It’s not only the sumptuous visuals and panoply of desperately amusing sidekicks and supporting characters that makes Lookingglass’ world premiere resemble a Disney production. It’s primarily the grim determination to find threads of moral uplift in the labyrinthine weave of Jan Potocki’s source novel. The first act of Christine Mary Dunford’s adaptation evokes a mood of mystery and eroticism quite successfully: apprentice soldier Alphonse von Worden (Lawrence E. Distasi) discovers the enigmatic inn of Venta Quemada and begins a hypnotic journey through layers of narrative. But, in its drive to tie up these myriad plots, the second act comes off as a series of thinly veiled lessons in ethics—Don’t be selfish! Accept your shortcomings!—concluding with Worden’s fairly ludicrous declaration of love for the Wandering Jew (Eva Barr). Lookingglass’ production is characteristically lavish; director Dunford employs the company’s trademark circus tricks sparingly to accent such highlights as Worden’s encounter with his demonic cousins (Louise Lamson and Angela Walsh) and his run-in with the Inquisition.
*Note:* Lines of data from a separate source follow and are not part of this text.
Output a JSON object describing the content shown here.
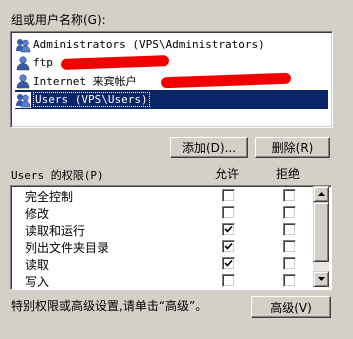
{
  "groups_label": "组或用户名称(G):",
  "principals": [
    {
      "name": "Administrators (VPS\\Administrators)",
      "selected": false,
      "redacted": false
    },
    {
      "name": "ftp",
      "selected": false,
      "redacted": true
    },
    {
      "name": "Internet 来宾帐户",
      "selected": false,
      "redacted": true
    },
    {
      "name": "Users (VPS\\Users)",
      "selected": true,
      "redacted": false
    }
  ],
  "buttons": {
    "add": "添加(D)...",
    "remove": "删除(R)",
    "advanced": "高级(V)"
  },
  "permissions": {
    "label": "Users 的权限(P)",
    "allow_header": "允许",
    "deny_header": "拒绝",
    "rows": [
      {
        "name": "完全控制",
        "allow": false,
        "deny": false
      },
      {
        "name": "修改",
        "allow": false,
        "deny": false
      },
      {
        "name": "读取和运行",
        "allow": true,
        "deny": false
      },
      {
        "name": "列出文件夹目录",
        "allow": true,
        "deny": false
      },
      {
        "name": "读取",
        "allow": true,
        "deny": false
      },
      {
        "name": "写入",
        "allow": false,
        "deny": false
      }
    ]
  },
  "special_note": "特别权限或高级设置,请单击“高级”。",
  "icons": {
    "principal": "user-group-icon",
    "check": "checkmark-icon",
    "scroll_up": "arrow-up-icon",
    "scroll_down": "arrow-down-icon"
  },
  "colors": {
    "dialog_bg": "#d4d0c8",
    "selection_bg": "#0a246a",
    "selection_text": "#ffffff",
    "redaction": "#f20000"
  }
}
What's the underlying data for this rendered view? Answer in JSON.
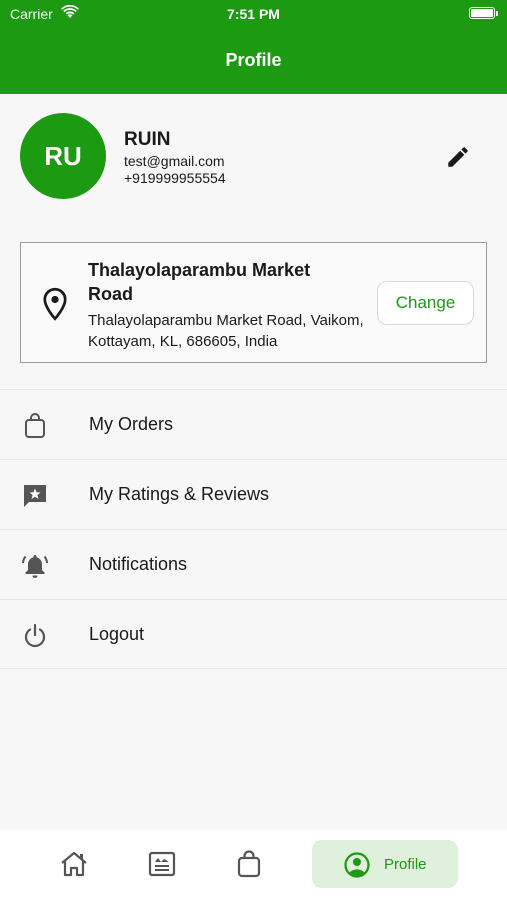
{
  "status_bar": {
    "carrier": "Carrier",
    "time": "7:51 PM"
  },
  "header": {
    "title": "Profile"
  },
  "profile": {
    "initials": "RU",
    "name": "RUIN",
    "email": "test@gmail.com",
    "phone": "+919999955554"
  },
  "address": {
    "title": "Thalayolaparambu Market Road",
    "text": "Thalayolaparambu Market Road, Vaikom, Kottayam, KL, 686605, India",
    "change_label": "Change"
  },
  "menu": [
    {
      "label": "My Orders",
      "icon": "bag-icon"
    },
    {
      "label": "My Ratings & Reviews",
      "icon": "review-icon"
    },
    {
      "label": "Notifications",
      "icon": "bell-icon"
    },
    {
      "label": "Logout",
      "icon": "power-icon"
    }
  ],
  "bottom_nav": {
    "items": [
      {
        "icon": "home-icon"
      },
      {
        "icon": "news-icon"
      },
      {
        "icon": "bag-icon"
      },
      {
        "icon": "profile-icon",
        "label": "Profile",
        "active": true
      }
    ]
  },
  "colors": {
    "brand": "#1b9a12",
    "active_bg": "#dff0dc"
  }
}
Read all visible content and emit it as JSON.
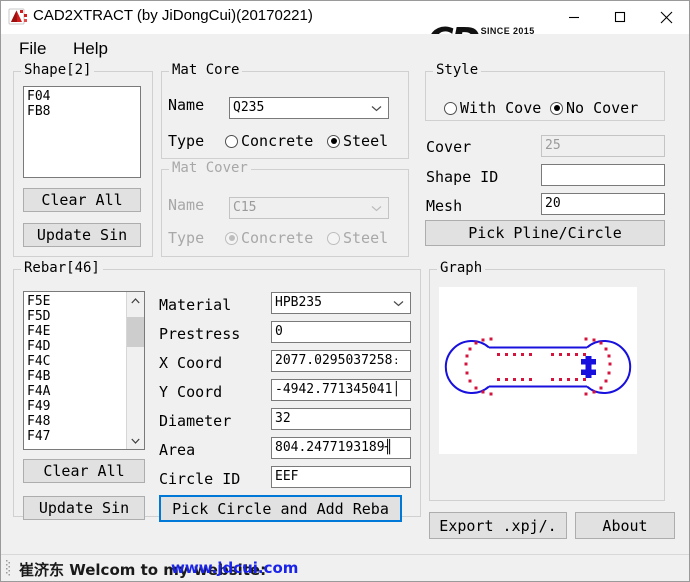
{
  "window": {
    "title": "CAD2XTRACT (by JiDongCui)(20170221)",
    "icon": "cad-app-icon",
    "minimize_label": "–",
    "maximize_label": "□",
    "close_label": "✕"
  },
  "brand": {
    "mark": "CD",
    "since": "SINCE 2015",
    "url": "www.jdcui.com"
  },
  "menu": {
    "items": [
      {
        "label": "File"
      },
      {
        "label": "Help"
      }
    ]
  },
  "shape_group": {
    "legend": "Shape[2]",
    "list_items": [
      "F04",
      "FB8"
    ],
    "clear_all_label": "Clear All",
    "update_label": "Update Sin"
  },
  "mat_core": {
    "legend": "Mat Core",
    "name_label": "Name",
    "name_value": "Q235",
    "type_label": "Type",
    "concrete_label": "Concrete",
    "steel_label": "Steel",
    "selected_type": "Steel"
  },
  "mat_cover": {
    "legend": "Mat Cover",
    "name_label": "Name",
    "name_value": "C15",
    "type_label": "Type",
    "concrete_label": "Concrete",
    "steel_label": "Steel",
    "selected_type": "Concrete",
    "enabled": false
  },
  "style_group": {
    "legend": "Style",
    "with_cover_label": "With Cove",
    "no_cover_label": "No Cover",
    "selected": "No Cover"
  },
  "params": {
    "cover_label": "Cover",
    "cover_value": "25",
    "cover_enabled": false,
    "shape_id_label": "Shape ID",
    "shape_id_value": "",
    "mesh_label": "Mesh",
    "mesh_value": "20",
    "pick_pline_label": "Pick Pline/Circle"
  },
  "rebar_group": {
    "legend": "Rebar[46]",
    "list_items": [
      "F5E",
      "F5D",
      "F4E",
      "F4D",
      "F4C",
      "F4B",
      "F4A",
      "F49",
      "F48",
      "F47"
    ],
    "clear_all_label": "Clear All",
    "update_label": "Update Sin",
    "pick_circle_label": "Pick Circle and Add Reba",
    "fields": [
      {
        "label": "Material",
        "value": "HPB235",
        "type": "combo"
      },
      {
        "label": "Prestress",
        "value": "0",
        "type": "text"
      },
      {
        "label": "X Coord",
        "value": "2077.0295037258։",
        "type": "text"
      },
      {
        "label": "Y Coord",
        "value": "-4942.771345041│",
        "type": "text"
      },
      {
        "label": "Diameter",
        "value": "32",
        "type": "text"
      },
      {
        "label": "Area",
        "value": "804.2477193189╢",
        "type": "text"
      },
      {
        "label": "Circle ID",
        "value": "EEF",
        "type": "text"
      }
    ]
  },
  "graph_group": {
    "legend": "Graph",
    "outline_color": "#1810dd",
    "rebar_color": "#d4143c",
    "background": "#ffffff"
  },
  "actions": {
    "export_label": "Export .xpj/.",
    "about_label": "About"
  },
  "status": {
    "author": "崔济东  Welcom to my website:",
    "link": "www.jdcui.com"
  }
}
And Raymond Fox turns in a delightful double performance as Worden’s father, a prissy duelist, and the goofball proto-scientist Valezquez. But “Manuscript” on the whole tells a story suited to oversexed, overgrown children. Maybe it’ll become an American classic. (John Beer)
This production is now closed.